By nearly every measure, the Bruins did exactly what they were supposed to against the Hurricanes.
Well, everything except find the back of the net.
“Their goalie made saves and there’s some pucks around the front of the net that we just couldn’t locate or take the right path to, but they were there,” Bruins head coach Bruce Cassidy said after the loss. “He’s paid to play, too, and he did a good job. He held them in the game early on, and it is a team that if you have a lead on, it’s an easier game for us.
“They play better when they have [the lead]. They’re made for that. They check well. Opens them up a little bit if they’re behind, so could it have made an impact in the game if we finish? Sure.”
We’ve hit the point of the year where I’m officially ready to say Tomas Nosek’s sticks are cursed and he needs to burn them immediately. It’s hard to imagine Nosek getting a better look than he did Monday night, and still Nosek remains on the hunt for his first goal since New Year’s Day. The Bruins had two separate instances of goal-line interventions from the Hurricanes, and Taylor Hall practically dented the post on a shot that would’ve tied things up at 2-2 early in the third period.
“I thought we controlled play the first period [and] the first real 35 minutes of the game and we weren’t able to jump out to a lead,” Hall said after the loss. “You see the crowd gets into it, they get playing and they get feeling good about it.
“That’s the way it goes.”
And while the Bruins couldn’t buy a break at one end, the Hurricanes made net-front traffic look downright easy at the other. That’s going to be the formulate in this series, too, as the those third-period snipes from Carolina’s Teuvo Teravainen and Vinny Trocheck will probably stand out as outliers by the end of this series based on how these teams play defensively.
For the Bruins, that means stealing Carolina’s hard hats and the finish that’s on the end of their blades.
“If you look at the first goal, we had the puck in the o-zone. We separated and tried to make a play into the slot, which… they’re like us that way. There’s not very many plays that are going into the slot uncontested,” Cassidy noted. “We got Hall’s goal late because we won the original battle below the goal line and we got them out from the slot. I think you gotta choose when to put pucks in there and when to funnel and get those second chances.

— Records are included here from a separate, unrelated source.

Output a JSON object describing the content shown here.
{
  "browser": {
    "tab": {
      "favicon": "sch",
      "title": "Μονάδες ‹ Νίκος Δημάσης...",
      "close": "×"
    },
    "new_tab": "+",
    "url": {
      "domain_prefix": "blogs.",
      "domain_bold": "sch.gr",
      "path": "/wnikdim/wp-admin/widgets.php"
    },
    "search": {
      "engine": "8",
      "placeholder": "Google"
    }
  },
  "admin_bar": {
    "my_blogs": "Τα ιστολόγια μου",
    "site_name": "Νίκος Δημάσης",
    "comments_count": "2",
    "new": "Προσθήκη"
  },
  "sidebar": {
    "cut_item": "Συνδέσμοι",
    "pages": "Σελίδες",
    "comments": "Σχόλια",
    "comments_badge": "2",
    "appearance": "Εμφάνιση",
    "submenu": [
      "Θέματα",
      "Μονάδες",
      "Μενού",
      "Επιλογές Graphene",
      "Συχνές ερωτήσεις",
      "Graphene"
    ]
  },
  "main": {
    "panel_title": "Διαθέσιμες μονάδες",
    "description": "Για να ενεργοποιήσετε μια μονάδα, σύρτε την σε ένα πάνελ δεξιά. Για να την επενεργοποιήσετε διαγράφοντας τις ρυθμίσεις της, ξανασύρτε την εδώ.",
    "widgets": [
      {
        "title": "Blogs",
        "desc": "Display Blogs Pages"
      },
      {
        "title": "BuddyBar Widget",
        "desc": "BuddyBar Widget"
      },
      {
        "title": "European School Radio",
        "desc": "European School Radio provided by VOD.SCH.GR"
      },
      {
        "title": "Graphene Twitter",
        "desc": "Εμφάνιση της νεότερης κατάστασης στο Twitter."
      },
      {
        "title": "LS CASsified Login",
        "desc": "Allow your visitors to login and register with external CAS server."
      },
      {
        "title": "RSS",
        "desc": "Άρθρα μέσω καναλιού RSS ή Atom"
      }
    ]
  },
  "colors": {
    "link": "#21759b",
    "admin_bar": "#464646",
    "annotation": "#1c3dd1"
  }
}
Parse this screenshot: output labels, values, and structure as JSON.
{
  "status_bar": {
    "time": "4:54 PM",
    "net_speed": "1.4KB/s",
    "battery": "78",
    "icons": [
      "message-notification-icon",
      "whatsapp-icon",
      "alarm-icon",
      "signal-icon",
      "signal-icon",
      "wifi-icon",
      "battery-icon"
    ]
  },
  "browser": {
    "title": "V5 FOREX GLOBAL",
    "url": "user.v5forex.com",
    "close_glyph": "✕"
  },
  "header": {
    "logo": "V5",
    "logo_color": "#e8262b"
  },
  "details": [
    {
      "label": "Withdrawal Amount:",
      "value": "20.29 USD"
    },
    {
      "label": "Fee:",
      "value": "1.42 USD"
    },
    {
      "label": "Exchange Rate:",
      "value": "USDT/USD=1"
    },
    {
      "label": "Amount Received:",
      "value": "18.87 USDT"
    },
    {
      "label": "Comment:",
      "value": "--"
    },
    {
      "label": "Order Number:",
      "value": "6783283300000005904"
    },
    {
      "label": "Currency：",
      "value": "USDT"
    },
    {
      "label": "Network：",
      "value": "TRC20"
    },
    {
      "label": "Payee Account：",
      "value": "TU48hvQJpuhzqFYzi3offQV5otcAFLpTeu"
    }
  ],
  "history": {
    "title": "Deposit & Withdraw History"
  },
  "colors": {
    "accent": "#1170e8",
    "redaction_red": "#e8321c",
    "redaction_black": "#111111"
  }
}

“We need some more action like that.”
And don’t they know it.
“They probably feel pretty good about their game going into Game 2, but it’s a long series,” Hall said. “I think it’s pretty easy to pinpoint what we need to do better in Game 2. We’re a pretty good team at making adjustments.”
Here are some other thoughts and notes from a Game 1 loss to the Hurricanes…